Sadly, most treatments for acid reflux, like anti-acids or protein pump inhibitors, don’t actually help the stomach to return to a pH of 1-2. They do the opposite, blocking the acid from being released into the stomach. Consequently, there is less acid to rise up and burn the oesophagus, which is good for avoiding the pain. It is not so good for training that sphincter to shut, and support the chemical breaking-down of food. So, don’t just reach for those medications to treat reflux, but investigate why you have reflux, and work on a nutritional plan to keep the stomach acidic strong!
To sum up so far: our stomach is a stretchy washing machine full of strong acid, which breaks down food over an hour or two. If the stomach isn’t acidic enough, we can get acid reflux.
Another crucial chemical process to break food down happens through digestive enzymes. There are many different enzymes in the stomach, and throughout the whole digestive tract. They have unique skills and specific roles! Typically, enzymes in the stomach help to convert foods into nutrient chains, such as amino acid chains or fatty acid chains. An example of this is one of the most important enzymes in the stomach, pepsinogen, which breaks down protein. Another example is called intrinsic factor, which helps to unlock B12 vitamins within food.
Enzymes are produced in the lining of the digestive tract, and we can stimulate their production by eating specific foods. With a varied and healthy diet, we will produce a wide range of enzymes which can ensure that we are getting the most out of our food! However, if our diet isn’t varied enough, then production of specific enzymes will slow down.
Equally, if we eat too much of a specific food, then the particular enzymes required to break down that particular food can struggle to keep up, which can cause further problems. One example of this is lactose, which is the type of sugar found in dairy products. In order to break down lactose, our bodies require the enzyme lactase, of which many of us don’t produce enough!
We call this problem, of not having the enzyme required to break down a specific food, an intolerance. Some of the symptoms caused by having insufficient digestive enzymes include bloating, abdominal pain, and diarrhoea. If left untreated, food intolerances can cause a whole range of serious health concerns, from migraines to joint pain and eczema! These may be a result of undigested foods reaching the small intestine.
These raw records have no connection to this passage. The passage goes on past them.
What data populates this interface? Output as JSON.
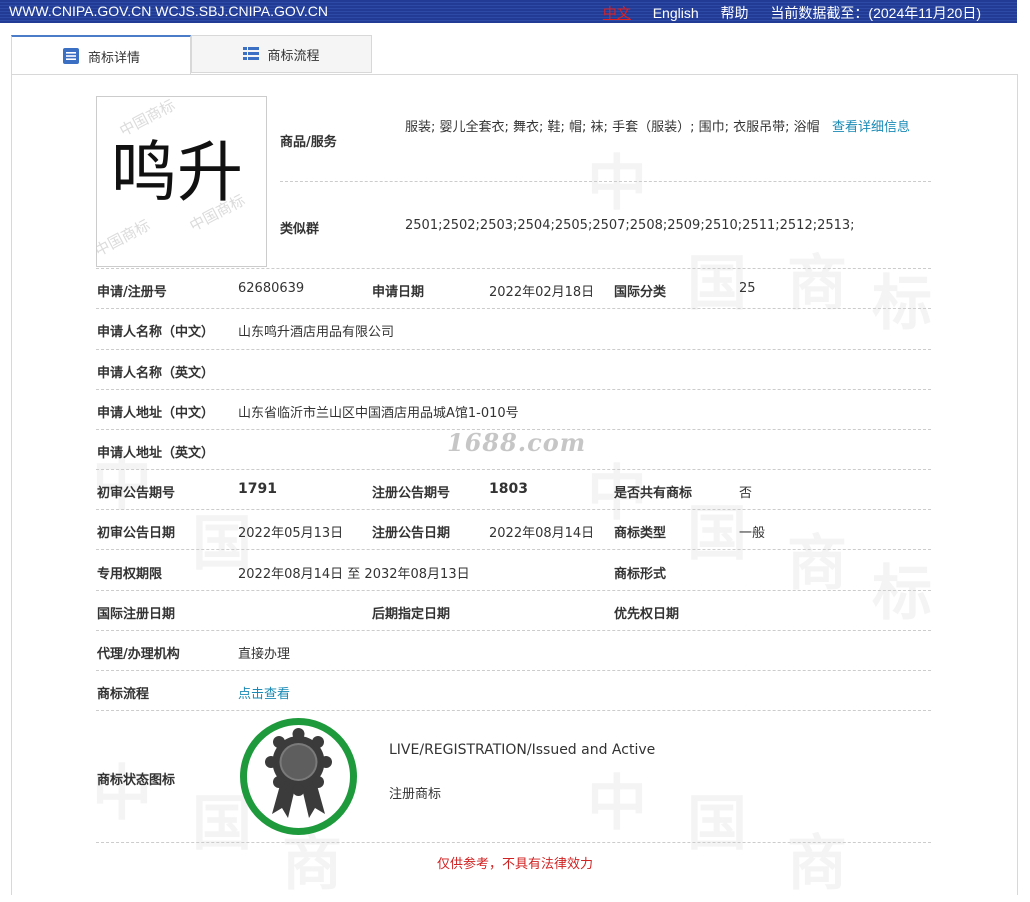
{
  "topbar": {
    "site_urls": "WWW.CNIPA.GOV.CN WCJS.SBJ.CNIPA.GOV.CN",
    "lang_zh": "中文",
    "lang_en": "English",
    "help": "帮助",
    "data_cutoff": "当前数据截至：(2024年11月20日)"
  },
  "tabs": [
    {
      "label": "商标详情",
      "icon": "document-list-icon"
    },
    {
      "label": "商标流程",
      "icon": "table-grid-icon"
    }
  ],
  "trademark": {
    "image_text": "鸣升"
  },
  "goods": {
    "label": "商品/服务",
    "value": "服装; 婴儿全套衣; 舞衣; 鞋; 帽; 袜; 手套（服装）; 围巾; 衣服吊带; 浴帽",
    "more_link": "查看详细信息"
  },
  "similar_groups": {
    "label": "类似群",
    "value": "2501;2502;2503;2504;2505;2507;2508;2509;2510;2511;2512;2513;"
  },
  "details": {
    "reg_no_label": "申请/注册号",
    "reg_no": "62680639",
    "app_date_label": "申请日期",
    "app_date": "2022年02月18日",
    "intl_class_label": "国际分类",
    "intl_class": "25",
    "applicant_cn_label": "申请人名称（中文）",
    "applicant_cn": "山东鸣升酒店用品有限公司",
    "applicant_en_label": "申请人名称（英文）",
    "address_cn_label": "申请人地址（中文）",
    "address_cn": "山东省临沂市兰山区中国酒店用品城A馆1-010号",
    "address_en_label": "申请人地址（英文）",
    "prelim_issue_label": "初审公告期号",
    "prelim_issue": "1791",
    "reg_issue_label": "注册公告期号",
    "reg_issue": "1803",
    "shared_label": "是否共有商标",
    "shared": "否",
    "prelim_date_label": "初审公告日期",
    "prelim_date": "2022年05月13日",
    "reg_date_label": "注册公告日期",
    "reg_date": "2022年08月14日",
    "tm_type_label": "商标类型",
    "tm_type": "一般",
    "exclusive_label": "专用权期限",
    "exclusive": "2022年08月14日 至 2032年08月13日",
    "tm_form_label": "商标形式",
    "intl_reg_date_label": "国际注册日期",
    "later_designation_label": "后期指定日期",
    "priority_date_label": "优先权日期",
    "agent_label": "代理/办理机构",
    "agent": "直接办理",
    "process_label": "商标流程",
    "process_link": "点击查看",
    "status_icon_label": "商标状态图标"
  },
  "status": {
    "en": "LIVE/REGISTRATION/Issued and Active",
    "cn": "注册商标",
    "icon": "registered-seal-icon",
    "ring_color": "#1e9a3c"
  },
  "watermark_site": "1688.com",
  "disclaimer": "仅供参考，不具有法律效力"
}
The good news is that there is highly specialised testing available for intolerances, which can test up to 350 different foods, to figure out exactly of what foods you are intolerant! With an effective, healthy nutrition plan, taking care of our stomach acid and enzymes, we can help our digestive system to function optimally. Keeping our digestive system in balance is essential to supporting a healthier life!
I’ll be back soon with my next article, in which we’ll follow the digestive journey into the liver, gall-bladder and pancreas… See you soon!
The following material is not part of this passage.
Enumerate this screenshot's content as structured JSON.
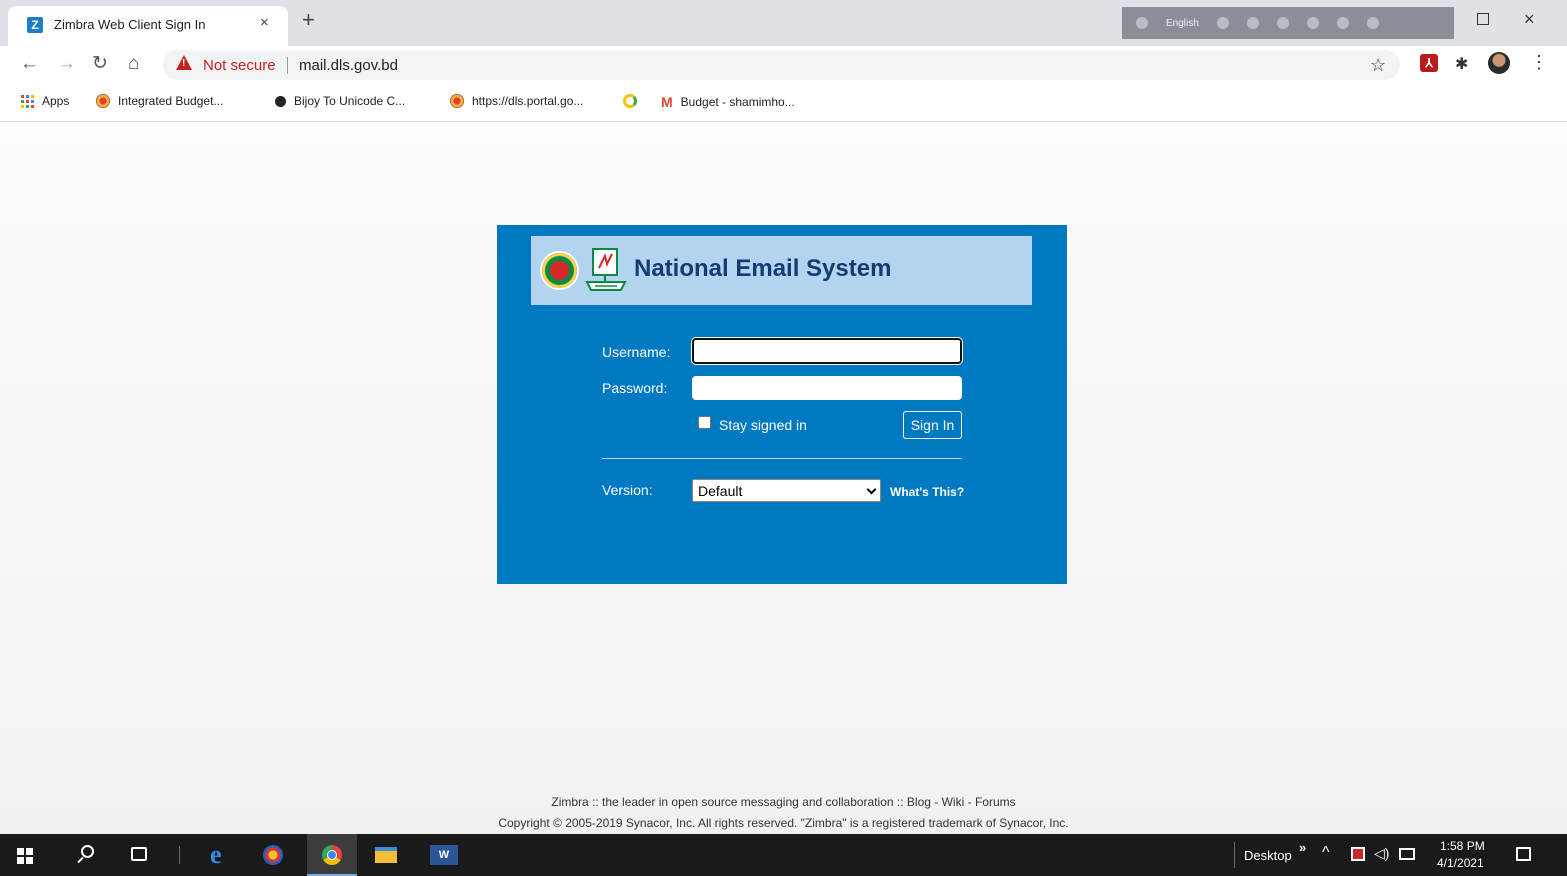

Lydia Irving is a practicing nutritionist (BHsC) who consults clients in Forster and Taree. Through her business, Internal Instinct, Lydia also offers personalised supplement formulas, and sourdough and fermentation workshops. Lydia specialises in helping clients to understand their health concerns, and looks for underlying causes of disease, rather than just treating symptoms. For more information and enquiries, go to
For consultation enquiries in Taree Lydia Practices out of Spectrum Natural Family Health Care in Taree on Monday afternoons 02 6550 1223
For Forster consultations Lydia is located at Forster Yoga Studio, Forster Towers, Level 110-12 Wallis Street, Forster